# [EXERCISE DIRECTIONS]
Produce a verbatim copy of the data below that contains no pictures.

== EXCERPTED RECORDS ==

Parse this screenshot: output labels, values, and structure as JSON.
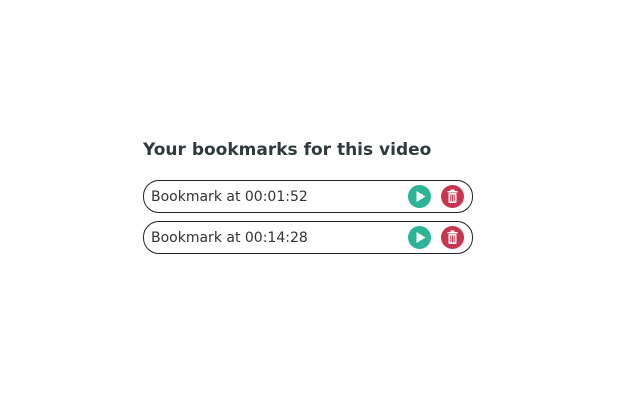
{
  "heading": "Your bookmarks for this video",
  "colors": {
    "play": "#2bb596",
    "delete": "#c9344f"
  },
  "bookmarks": [
    {
      "label": "Bookmark at 00:01:52",
      "play_icon": "play-icon",
      "delete_icon": "trash-icon"
    },
    {
      "label": "Bookmark at 00:14:28",
      "play_icon": "play-icon",
      "delete_icon": "trash-icon"
    }
  ]
}
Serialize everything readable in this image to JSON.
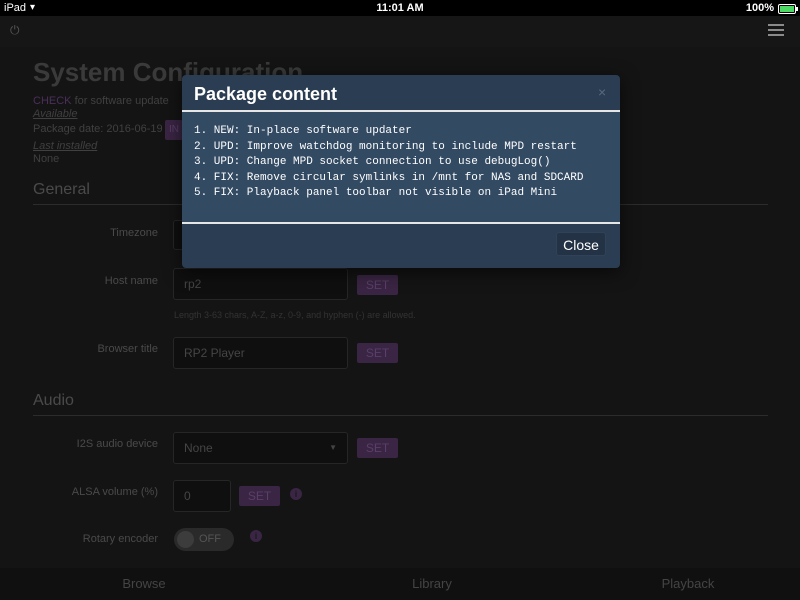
{
  "status_bar": {
    "device": "iPad",
    "time": "11:01 AM",
    "battery": "100%"
  },
  "icons": {
    "top_left": "power-icon",
    "top_right": "hamburger-menu-icon"
  },
  "page": {
    "title": "System Configuration",
    "check_link": "CHECK",
    "check_text": "for software update",
    "available_label": "Available",
    "package_date": "Package date: 2016-06-19",
    "install_button": "IN",
    "last_installed_label": "Last installed",
    "last_installed_value": "None",
    "general": {
      "heading": "General",
      "timezone_label": "Timezone",
      "hostname_label": "Host name",
      "hostname_value": "rp2",
      "hostname_set": "SET",
      "hostname_help": "Length 3-63 chars, A-Z, a-z, 0-9, and hyphen (-) are allowed.",
      "browser_title_label": "Browser title",
      "browser_title_value": "RP2 Player",
      "browser_title_set": "SET"
    },
    "audio": {
      "heading": "Audio",
      "i2s_label": "I2S audio device",
      "i2s_value": "None",
      "i2s_set": "SET",
      "alsa_label": "ALSA volume (%)",
      "alsa_value": "0",
      "alsa_set": "SET",
      "rotary_label": "Rotary encoder",
      "rotary_value": "OFF"
    }
  },
  "bottom_nav": {
    "browse": "Browse",
    "library": "Library",
    "playback": "Playback"
  },
  "modal": {
    "title": "Package content",
    "close_x": "×",
    "items": [
      "1. NEW: In-place software updater",
      "2. UPD: Improve watchdog monitoring to include MPD restart",
      "3. UPD: Change MPD socket connection to use debugLog()",
      "4. FIX: Remove circular symlinks in /mnt for NAS and SDCARD",
      "5. FIX: Playback panel toolbar not visible on iPad Mini"
    ],
    "close_button": "Close"
  }
}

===

# [ANSWER FOR THE TASK]
Parse this screenshot: output labels, values, and structure as JSON.
{
  "heading": "Your bookmarks for this video",
  "colors": {
    "play": "#2bb596",
    "delete": "#c9344f"
  },
  "bookmarks": [
    {
      "label": "Bookmark at 00:01:52",
      "play_icon": "play-icon",
      "delete_icon": "trash-icon"
    },
    {
      "label": "Bookmark at 00:14:28",
      "play_icon": "play-icon",
      "delete_icon": "trash-icon"
    }
  ]
}
Serialize everything readable in this image to JSON.
{
  "status_bar": {
    "device": "iPad",
    "time": "11:01 AM",
    "battery": "100%"
  },
  "icons": {
    "top_left": "power-icon",
    "top_right": "hamburger-menu-icon"
  },
  "page": {
    "title": "System Configuration",
    "check_link": "CHECK",
    "check_text": "for software update",
    "available_label": "Available",
    "package_date": "Package date: 2016-06-19",
    "install_button": "IN",
    "last_installed_label": "Last installed",
    "last_installed_value": "None",
    "general": {
      "heading": "General",
      "timezone_label": "Timezone",
      "hostname_label": "Host name",
      "hostname_value": "rp2",
      "hostname_set": "SET",
      "hostname_help": "Length 3-63 chars, A-Z, a-z, 0-9, and hyphen (-) are allowed.",
      "browser_title_label": "Browser title",
      "browser_title_value": "RP2 Player",
      "browser_title_set": "SET"
    },
    "audio": {
      "heading": "Audio",
      "i2s_label": "I2S audio device",
      "i2s_value": "None",
      "i2s_set": "SET",
      "alsa_label": "ALSA volume (%)",
      "alsa_value": "0",
      "alsa_set": "SET",
      "rotary_label": "Rotary encoder",
      "rotary_value": "OFF"
    }
  },
  "bottom_nav": {
    "browse": "Browse",
    "library": "Library",
    "playback": "Playback"
  },
  "modal": {
    "title": "Package content",
    "close_x": "×",
    "items": [
      "1. NEW: In-place software updater",
      "2. UPD: Improve watchdog monitoring to include MPD restart",
      "3. UPD: Change MPD socket connection to use debugLog()",
      "4. FIX: Remove circular symlinks in /mnt for NAS and SDCARD",
      "5. FIX: Playback panel toolbar not visible on iPad Mini"
    ],
    "close_button": "Close"
  }
}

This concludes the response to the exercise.